• ASSIGNMENT:
For the data below, report only the number of lines containing the string "value".

[Data items]
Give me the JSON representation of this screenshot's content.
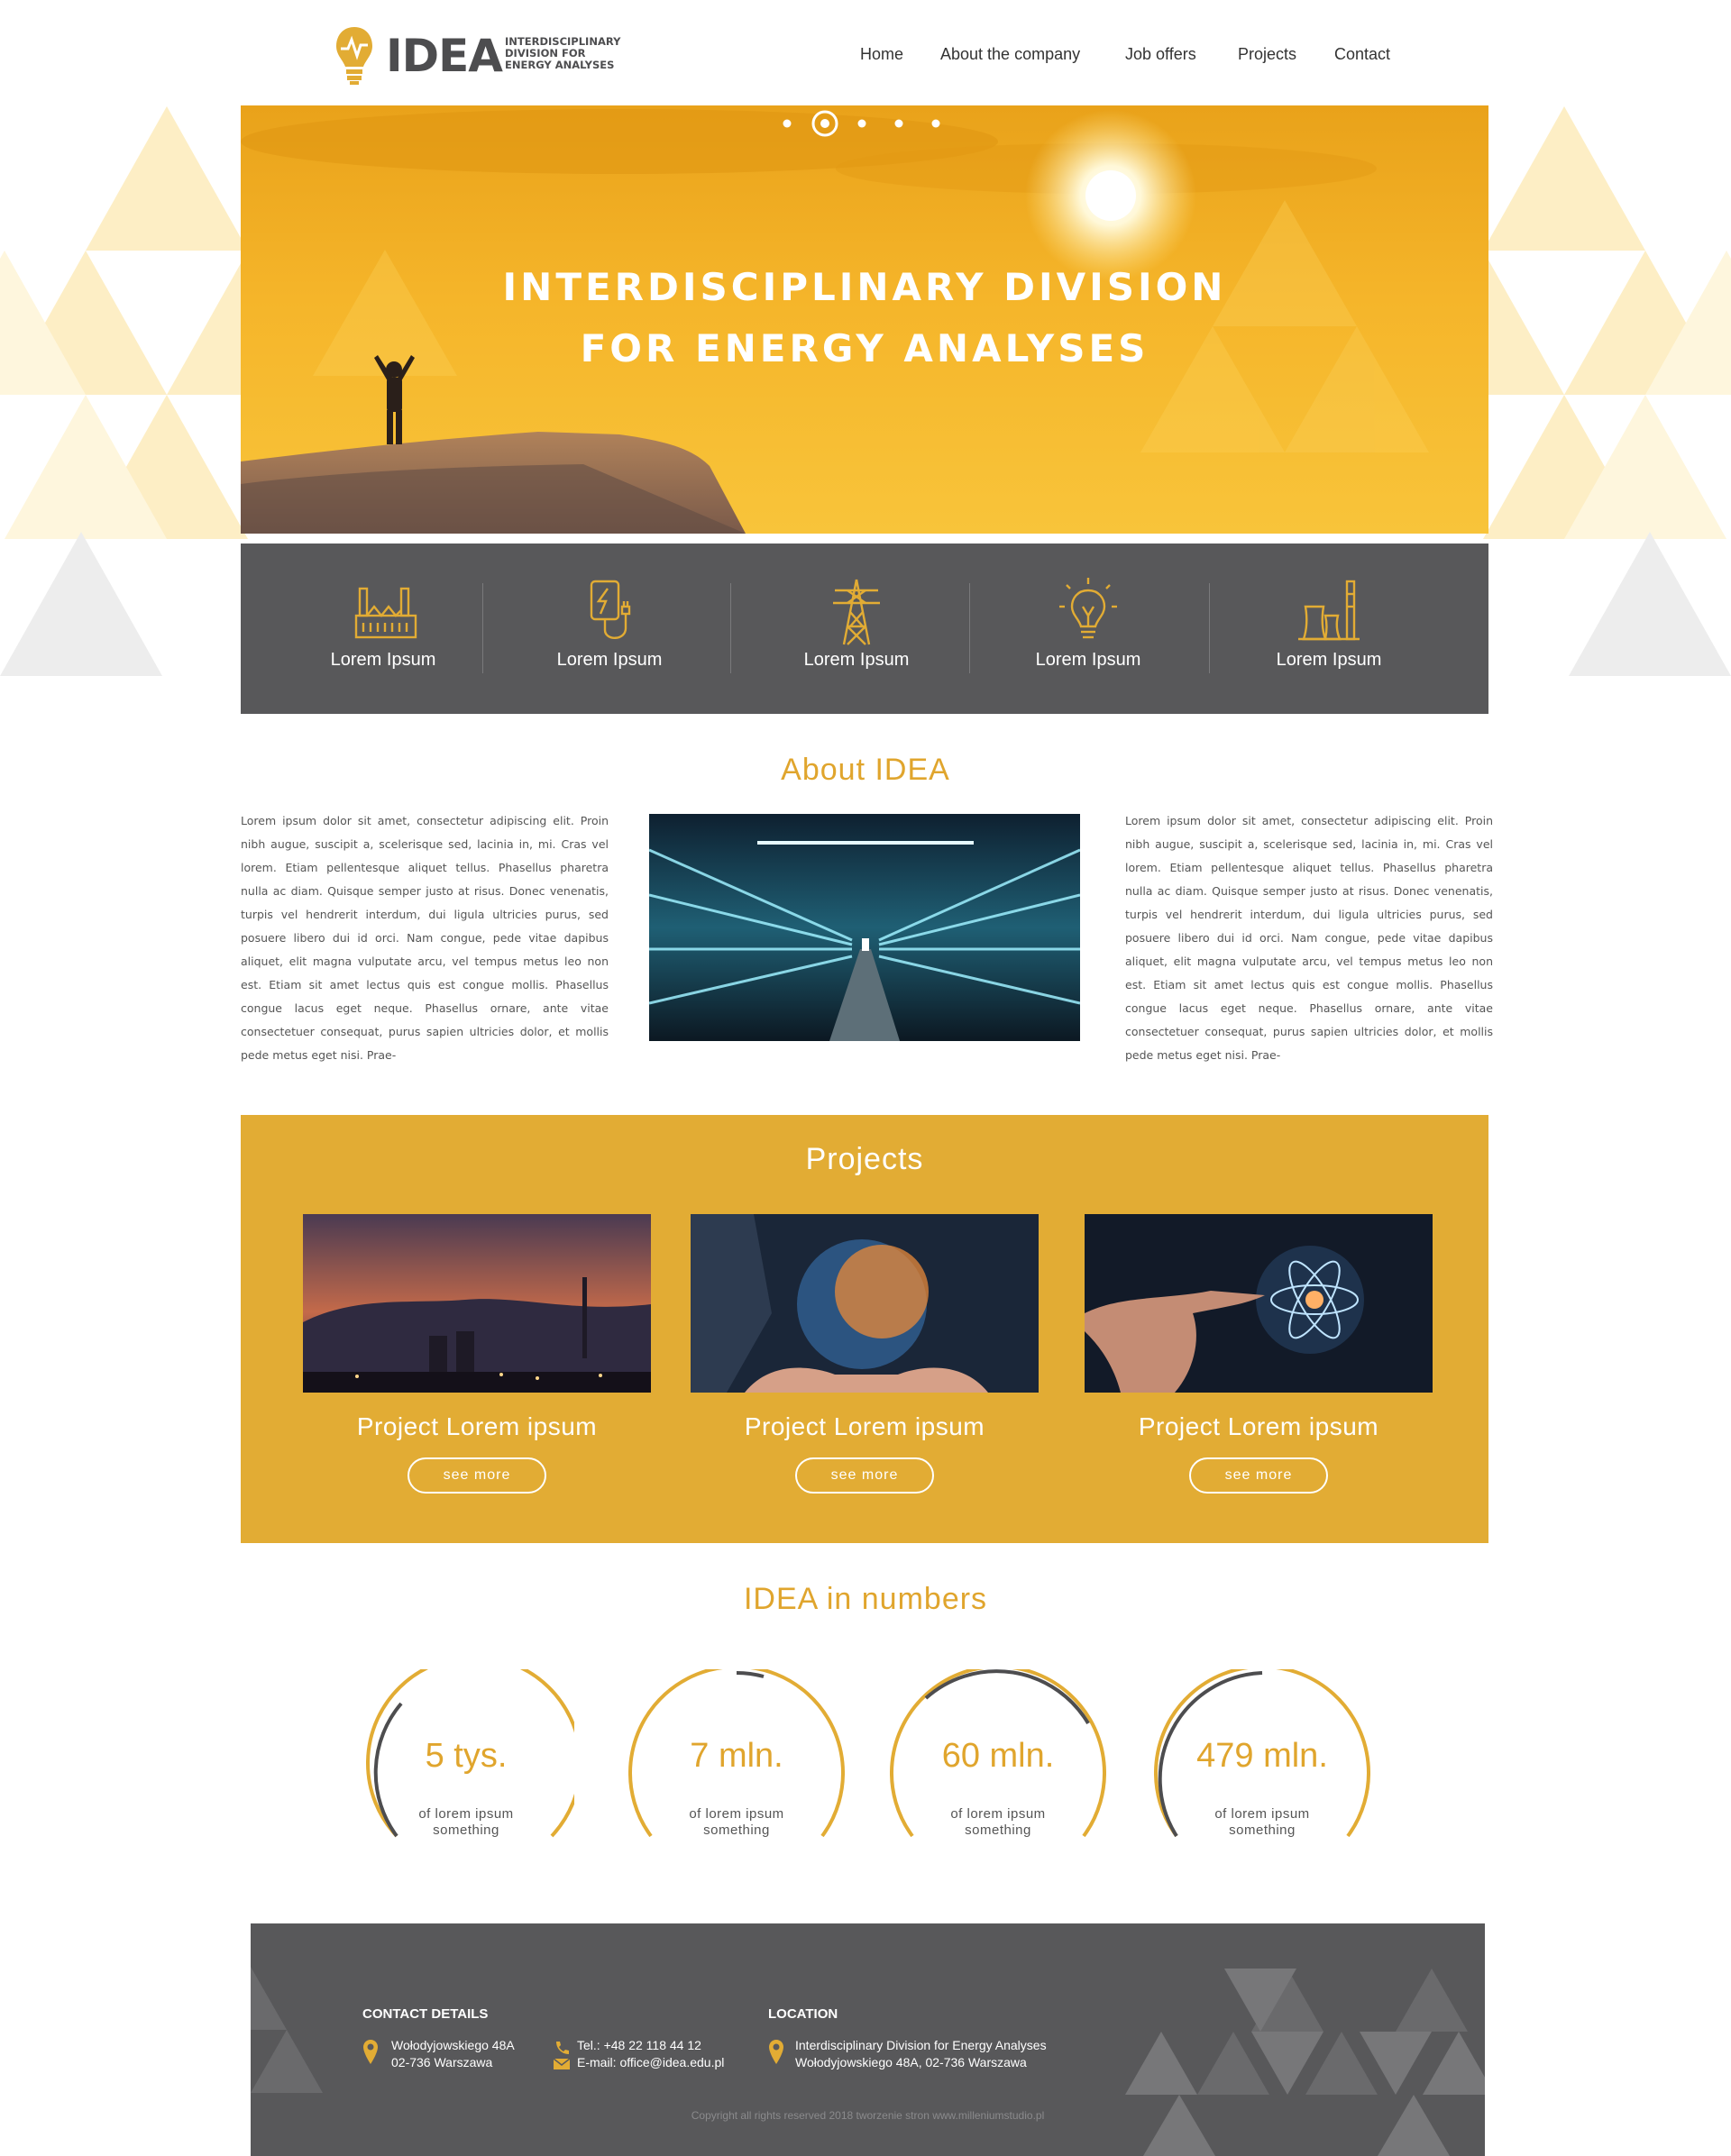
{
  "brand": {
    "name": "IDEA",
    "tagline_lines": [
      "INTERDISCIPLINARY",
      "DIVISION FOR",
      "ENERGY ANALYSES"
    ],
    "accent_color": "#e2ac34",
    "dark_color": "#58585a"
  },
  "nav": {
    "items": [
      "Home",
      "About the company",
      "Job offers",
      "Projects",
      "Contact"
    ]
  },
  "hero": {
    "title_line1": "INTERDISCIPLINARY DIVISION",
    "title_line2": "FOR  ENERGY ANALYSES",
    "slides_count": 5,
    "active_slide": 2
  },
  "services": [
    {
      "label": "Lorem Ipsum",
      "icon": "factory-icon"
    },
    {
      "label": "Lorem Ipsum",
      "icon": "charger-icon"
    },
    {
      "label": "Lorem Ipsum",
      "icon": "power-tower-icon"
    },
    {
      "label": "Lorem Ipsum",
      "icon": "lightbulb-icon"
    },
    {
      "label": "Lorem Ipsum",
      "icon": "power-plant-icon"
    }
  ],
  "about": {
    "title": "About IDEA",
    "left_text": "Lorem ipsum dolor sit amet, consectetur adipiscing elit. Proin nibh augue, suscipit a, scelerisque sed, lacinia in, mi. Cras vel lorem. Etiam pellentesque aliquet tellus. Phasellus pharetra nulla ac diam. Quisque semper justo at risus. Donec venenatis, turpis vel hendrerit interdum, dui ligula ultricies purus, sed posuere libero dui id orci. Nam congue, pede vitae dapibus aliquet, elit magna vulputate arcu, vel tempus metus leo non est. Etiam sit amet lectus quis est congue mollis. Phasellus congue lacus eget neque. Phasellus ornare, ante vitae consectetuer consequat, purus sapien ultricies dolor, et mollis pede metus eget nisi. Prae-",
    "right_text": "Lorem ipsum dolor sit amet, consectetur adipiscing elit. Proin nibh augue, suscipit a, scelerisque sed, lacinia in, mi. Cras vel lorem. Etiam pellentesque aliquet tellus. Phasellus pharetra nulla ac diam. Quisque semper justo at risus. Donec venenatis, turpis vel hendrerit interdum, dui ligula ultricies purus, sed posuere libero dui id orci. Nam congue, pede vitae dapibus aliquet, elit magna vulputate arcu, vel tempus metus leo non est. Etiam sit amet lectus quis est congue mollis. Phasellus congue lacus eget neque. Phasellus ornare, ante vitae consectetuer consequat, purus sapien ultricies dolor, et mollis pede metus eget nisi. Prae-"
  },
  "projects": {
    "title": "Projects",
    "items": [
      {
        "title": "Project Lorem ipsum",
        "button": "see more"
      },
      {
        "title": "Project Lorem ipsum",
        "button": "see more"
      },
      {
        "title": "Project Lorem ipsum",
        "button": "see more"
      }
    ]
  },
  "numbers": {
    "title": "IDEA in numbers",
    "items": [
      {
        "value": "5 tys.",
        "caption_line1": "of lorem ipsum",
        "caption_line2": "something"
      },
      {
        "value": "7 mln.",
        "caption_line1": "of lorem ipsum",
        "caption_line2": "something"
      },
      {
        "value": "60 mln.",
        "caption_line1": "of lorem ipsum",
        "caption_line2": "something"
      },
      {
        "value": "479 mln.",
        "caption_line1": "of lorem ipsum",
        "caption_line2": "something"
      }
    ]
  },
  "footer": {
    "contact_heading": "CONTACT DETAILS",
    "address_line1": "Wołodyjowskiego 48A",
    "address_line2": "02-736 Warszawa",
    "phone": "Tel.: +48 22 118 44 12",
    "email": "E-mail: office@idea.edu.pl",
    "location_heading": "LOCATION",
    "location_line1": "Interdisciplinary Division for Energy Analyses",
    "location_line2": "Wołodyjowskiego 48A, 02-736 Warszawa",
    "copyright": "Copyright all rights reserved 2018    tworzenie stron www.milleniumstudio.pl"
  }
}
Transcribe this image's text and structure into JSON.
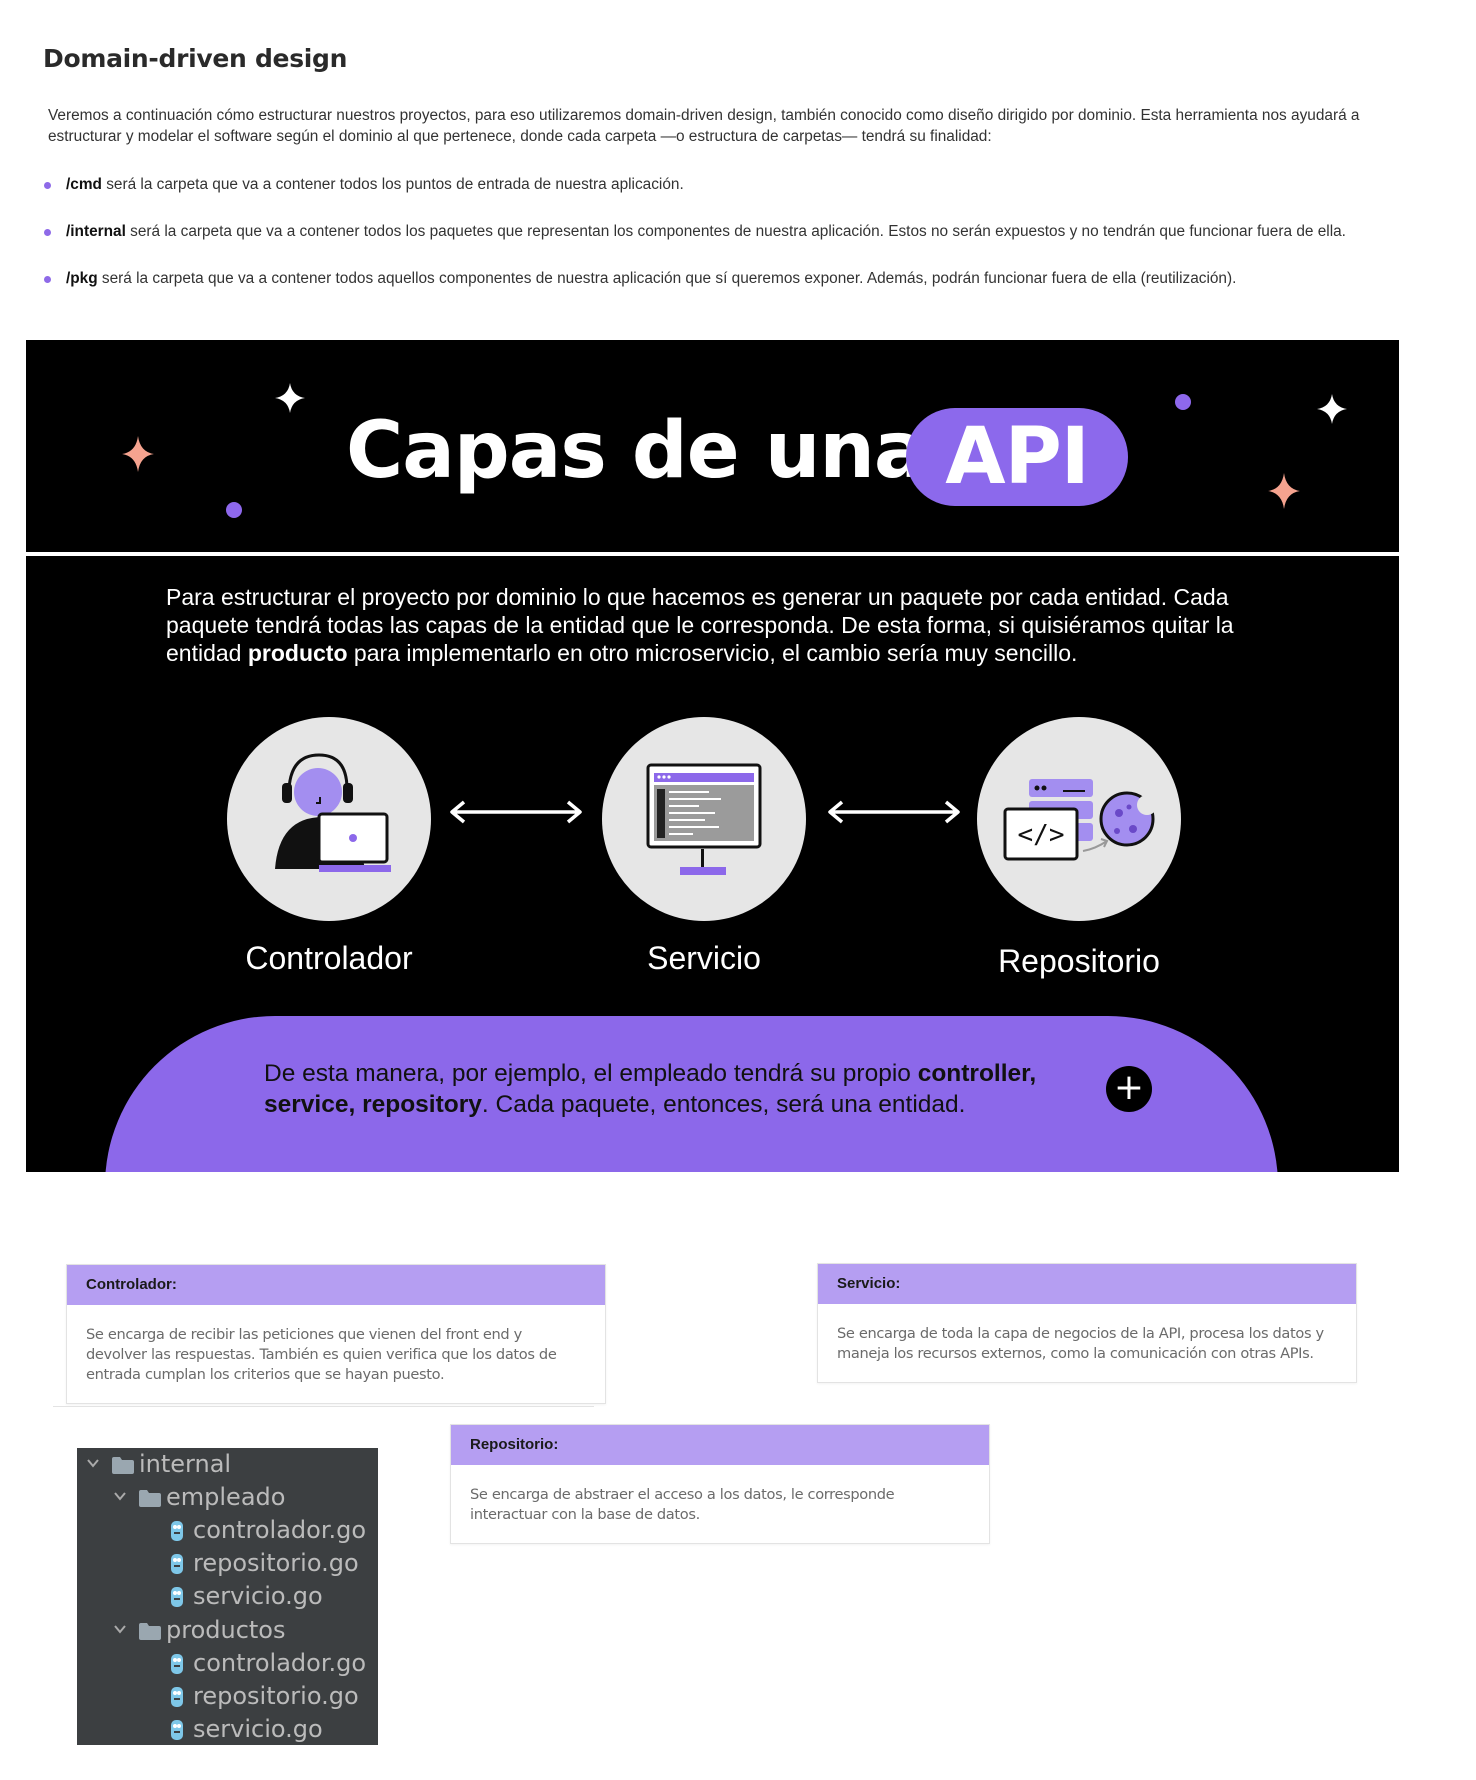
{
  "page": {
    "title": "Domain-driven design",
    "intro": "Veremos a continuación cómo estructurar nuestros proyectos, para eso utilizaremos domain-driven design, también conocido como diseño dirigido por dominio. Esta herramienta nos ayudará a estructurar y modelar el software según el dominio al que pertenece, donde cada carpeta —o estructura de carpetas— tendrá su finalidad:",
    "bullets": [
      {
        "term": "/cmd",
        "text": " será la carpeta que va a contener todos los puntos de entrada de nuestra aplicación."
      },
      {
        "term": "/internal",
        "text": " será la carpeta que va a contener todos los paquetes que representan los componentes de nuestra aplicación. Estos no serán expuestos y no tendrán que funcionar fuera de ella."
      },
      {
        "term": "/pkg",
        "text": " será la carpeta que va a contener todos aquellos componentes de nuestra aplicación que sí queremos exponer. Además, podrán funcionar fuera de ella (reutilización)."
      }
    ]
  },
  "infographic": {
    "title": "Capas de una",
    "title_highlight": "API",
    "description_part1": "Para estructurar el proyecto por dominio lo que hacemos es generar un paquete por cada entidad. Cada paquete tendrá todas las capas de la entidad que le corresponda. De esta forma, si quisiéramos quitar la entidad ",
    "description_bold": "producto",
    "description_part2": " para implementarlo en otro microservicio, el cambio sería muy sencillo.",
    "layers": [
      {
        "label": "Controlador",
        "icon": "user-laptop-icon"
      },
      {
        "label": "Servicio",
        "icon": "monitor-icon"
      },
      {
        "label": "Repositorio",
        "icon": "code-database-icon"
      }
    ],
    "bottom_part1": "De esta manera, por ejemplo, el empleado tendrá su propio ",
    "bottom_bold": "controller, service, repository",
    "bottom_part2": ". Cada paquete, entonces, será una entidad.",
    "plus_symbol": "+",
    "colors": {
      "accent": "#8c68ea",
      "background": "#000000",
      "sparkle_pink": "#f5a38f",
      "circle": "#e6e6e6"
    }
  },
  "cards": {
    "controlador": {
      "title": "Controlador:",
      "body": "Se encarga de recibir las peticiones que vienen del front end y devolver las respuestas. También es quien verifica que los datos de entrada cumplan los criterios que se hayan puesto."
    },
    "servicio": {
      "title": "Servicio:",
      "body": "Se encarga de toda la capa de negocios de la API, procesa los datos y maneja los recursos externos, como la comunicación con otras APIs."
    },
    "repositorio": {
      "title": "Repositorio:",
      "body": "Se encarga de abstraer el acceso a los datos, le corresponde interactuar con la base de datos."
    }
  },
  "file_tree": {
    "root": "internal",
    "folders": [
      {
        "name": "empleado",
        "files": [
          "controlador.go",
          "repositorio.go",
          "servicio.go"
        ]
      },
      {
        "name": "productos",
        "files": [
          "controlador.go",
          "repositorio.go",
          "servicio.go"
        ]
      }
    ]
  }
}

• ANSWER AREA:
4